The indictment alleges that, in the early morning of Aug. 5, 2017, Morris broke a window at DAF and threw the plastic container containing the diesel fuel and gasoline mixture into the building. It is alleged that McWhorter then lit the fuse and threw the pipe bomb in the broken window at DAF. According to the court documents, the window that was broken was part of the Imam’s office. When the pipe bomb exploded, it ignited the mixture in the plastic container, causing extensive damage in the Imam’s office. McWhorter and Morris returned to the pickup truck, where Hari was waiting, and sped off, driving back to Illinois.
The charges allege that the defendants targeted the mosque with intent to damage the mosque because of its religious character and with intent to obstruct Muslims from worshipping there. DAF serves as a religious center as well as a religious school for children. As described in the complaint previously filed with the Court, McWhorter said in reference to the DAF explosion, that the defendants did not intend to kill anyone, but they wanted to “scare [Muslims] out of the country” and to “show them hey, you’re not welcome here…”
As described in the complaint previously filed with the Court, a tip from a confidential source helped to lead investigators to the defendants.
The charges contained in the indictment are merely allegations, and the defendants are presumed innocent unless and until proven guilty.

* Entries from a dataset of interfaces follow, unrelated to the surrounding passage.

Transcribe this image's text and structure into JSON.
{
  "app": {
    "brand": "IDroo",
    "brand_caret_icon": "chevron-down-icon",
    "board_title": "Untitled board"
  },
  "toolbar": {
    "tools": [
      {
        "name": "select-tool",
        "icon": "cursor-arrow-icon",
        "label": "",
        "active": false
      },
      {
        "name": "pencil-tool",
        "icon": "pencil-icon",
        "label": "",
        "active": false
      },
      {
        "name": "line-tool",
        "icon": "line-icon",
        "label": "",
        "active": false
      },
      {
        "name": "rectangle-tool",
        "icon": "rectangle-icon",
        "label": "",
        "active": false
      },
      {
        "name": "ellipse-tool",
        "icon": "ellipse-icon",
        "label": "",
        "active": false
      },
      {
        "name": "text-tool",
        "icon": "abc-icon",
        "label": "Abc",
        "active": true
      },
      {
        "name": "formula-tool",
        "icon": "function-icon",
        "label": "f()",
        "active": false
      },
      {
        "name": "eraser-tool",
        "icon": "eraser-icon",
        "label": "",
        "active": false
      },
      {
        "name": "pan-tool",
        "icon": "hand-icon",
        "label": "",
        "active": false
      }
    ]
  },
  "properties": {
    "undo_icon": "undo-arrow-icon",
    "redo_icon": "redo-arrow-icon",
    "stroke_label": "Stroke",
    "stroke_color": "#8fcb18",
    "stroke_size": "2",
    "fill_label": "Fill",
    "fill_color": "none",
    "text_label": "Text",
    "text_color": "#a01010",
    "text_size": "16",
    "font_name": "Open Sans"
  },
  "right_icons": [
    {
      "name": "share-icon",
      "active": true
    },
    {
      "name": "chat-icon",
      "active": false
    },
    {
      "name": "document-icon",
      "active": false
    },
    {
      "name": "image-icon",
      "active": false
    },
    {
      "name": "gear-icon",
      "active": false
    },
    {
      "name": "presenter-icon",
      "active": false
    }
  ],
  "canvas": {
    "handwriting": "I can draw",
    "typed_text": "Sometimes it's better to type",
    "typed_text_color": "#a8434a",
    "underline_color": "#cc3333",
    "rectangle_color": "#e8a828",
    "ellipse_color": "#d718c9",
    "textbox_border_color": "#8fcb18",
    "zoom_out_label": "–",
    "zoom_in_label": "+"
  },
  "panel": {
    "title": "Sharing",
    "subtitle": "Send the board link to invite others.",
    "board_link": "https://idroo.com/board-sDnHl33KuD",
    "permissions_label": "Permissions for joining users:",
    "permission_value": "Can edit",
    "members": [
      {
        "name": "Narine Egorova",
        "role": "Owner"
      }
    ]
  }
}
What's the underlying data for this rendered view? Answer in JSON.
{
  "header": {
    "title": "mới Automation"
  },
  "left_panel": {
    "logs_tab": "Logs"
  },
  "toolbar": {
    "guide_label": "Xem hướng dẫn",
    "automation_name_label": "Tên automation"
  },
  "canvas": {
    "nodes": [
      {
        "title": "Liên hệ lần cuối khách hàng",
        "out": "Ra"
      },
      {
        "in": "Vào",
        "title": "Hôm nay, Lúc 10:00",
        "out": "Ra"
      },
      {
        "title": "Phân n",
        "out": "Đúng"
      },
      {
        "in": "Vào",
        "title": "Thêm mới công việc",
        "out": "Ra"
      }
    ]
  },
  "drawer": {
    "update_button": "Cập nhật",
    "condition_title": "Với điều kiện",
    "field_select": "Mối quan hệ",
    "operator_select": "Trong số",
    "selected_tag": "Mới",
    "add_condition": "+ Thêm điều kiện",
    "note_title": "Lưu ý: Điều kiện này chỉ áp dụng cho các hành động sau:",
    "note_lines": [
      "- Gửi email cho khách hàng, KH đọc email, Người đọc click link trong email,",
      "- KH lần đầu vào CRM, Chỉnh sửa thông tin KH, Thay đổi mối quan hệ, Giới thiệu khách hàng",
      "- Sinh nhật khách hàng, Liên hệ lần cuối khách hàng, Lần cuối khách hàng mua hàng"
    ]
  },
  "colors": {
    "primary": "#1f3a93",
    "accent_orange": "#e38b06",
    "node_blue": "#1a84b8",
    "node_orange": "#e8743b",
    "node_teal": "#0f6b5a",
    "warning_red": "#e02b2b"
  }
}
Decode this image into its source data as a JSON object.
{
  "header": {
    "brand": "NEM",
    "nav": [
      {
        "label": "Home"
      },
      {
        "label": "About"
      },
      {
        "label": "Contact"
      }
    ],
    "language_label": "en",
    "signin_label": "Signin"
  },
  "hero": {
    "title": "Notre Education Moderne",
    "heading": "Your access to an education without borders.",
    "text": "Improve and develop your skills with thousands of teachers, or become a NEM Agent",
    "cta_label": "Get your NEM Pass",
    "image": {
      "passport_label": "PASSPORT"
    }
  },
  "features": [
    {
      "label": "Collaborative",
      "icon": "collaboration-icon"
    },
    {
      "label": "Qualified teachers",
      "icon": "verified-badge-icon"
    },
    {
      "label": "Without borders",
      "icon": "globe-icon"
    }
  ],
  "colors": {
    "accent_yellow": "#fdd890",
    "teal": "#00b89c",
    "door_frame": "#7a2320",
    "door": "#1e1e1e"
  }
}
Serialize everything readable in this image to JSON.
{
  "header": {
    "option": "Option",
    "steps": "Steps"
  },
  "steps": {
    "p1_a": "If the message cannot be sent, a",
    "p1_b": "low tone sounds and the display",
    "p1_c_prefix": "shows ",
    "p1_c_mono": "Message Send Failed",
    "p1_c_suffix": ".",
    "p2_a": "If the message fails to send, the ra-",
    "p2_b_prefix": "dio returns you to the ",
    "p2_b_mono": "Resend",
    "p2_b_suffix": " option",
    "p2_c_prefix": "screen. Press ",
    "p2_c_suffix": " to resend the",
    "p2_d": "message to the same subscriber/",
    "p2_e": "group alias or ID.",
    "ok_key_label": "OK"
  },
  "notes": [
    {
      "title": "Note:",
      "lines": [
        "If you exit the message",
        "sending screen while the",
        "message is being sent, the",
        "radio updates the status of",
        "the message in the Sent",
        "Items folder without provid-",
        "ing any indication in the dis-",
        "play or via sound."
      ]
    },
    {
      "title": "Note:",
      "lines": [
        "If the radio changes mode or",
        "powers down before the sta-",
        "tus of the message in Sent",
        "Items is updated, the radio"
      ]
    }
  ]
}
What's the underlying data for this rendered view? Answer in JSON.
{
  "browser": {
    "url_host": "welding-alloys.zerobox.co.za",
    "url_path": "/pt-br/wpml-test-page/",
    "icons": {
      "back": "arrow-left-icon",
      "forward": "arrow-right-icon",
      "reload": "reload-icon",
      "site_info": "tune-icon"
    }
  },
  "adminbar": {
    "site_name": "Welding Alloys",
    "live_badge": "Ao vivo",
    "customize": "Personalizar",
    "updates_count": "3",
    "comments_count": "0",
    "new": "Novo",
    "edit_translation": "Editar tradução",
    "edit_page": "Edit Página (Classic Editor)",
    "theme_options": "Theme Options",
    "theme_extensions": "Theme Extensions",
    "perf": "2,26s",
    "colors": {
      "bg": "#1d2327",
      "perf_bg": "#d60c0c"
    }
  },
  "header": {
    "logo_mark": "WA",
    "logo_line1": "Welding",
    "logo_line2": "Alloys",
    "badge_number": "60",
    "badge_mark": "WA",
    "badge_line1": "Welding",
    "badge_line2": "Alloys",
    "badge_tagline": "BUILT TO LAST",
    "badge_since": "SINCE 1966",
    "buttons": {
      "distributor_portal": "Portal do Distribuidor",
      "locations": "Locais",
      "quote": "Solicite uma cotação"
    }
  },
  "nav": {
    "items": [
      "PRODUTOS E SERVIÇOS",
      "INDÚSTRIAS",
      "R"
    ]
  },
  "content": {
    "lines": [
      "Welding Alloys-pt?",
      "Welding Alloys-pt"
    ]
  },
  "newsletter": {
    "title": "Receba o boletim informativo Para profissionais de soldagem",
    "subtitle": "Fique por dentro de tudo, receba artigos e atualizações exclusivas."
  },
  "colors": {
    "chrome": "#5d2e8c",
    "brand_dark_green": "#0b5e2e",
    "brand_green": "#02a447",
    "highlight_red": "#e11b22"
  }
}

The Federal Bureau of Investigation is leading the investigation. This case is being prosecuted by Assistant United States Attorneys Julie E. Allyn and John F. Docherty, with assistance from Trial Attorney Timothy Visser of the Justice Department’s Civil Rights Division. The team is working in coordination with the U.S. Attorney’s Office in the Central District of Illinois.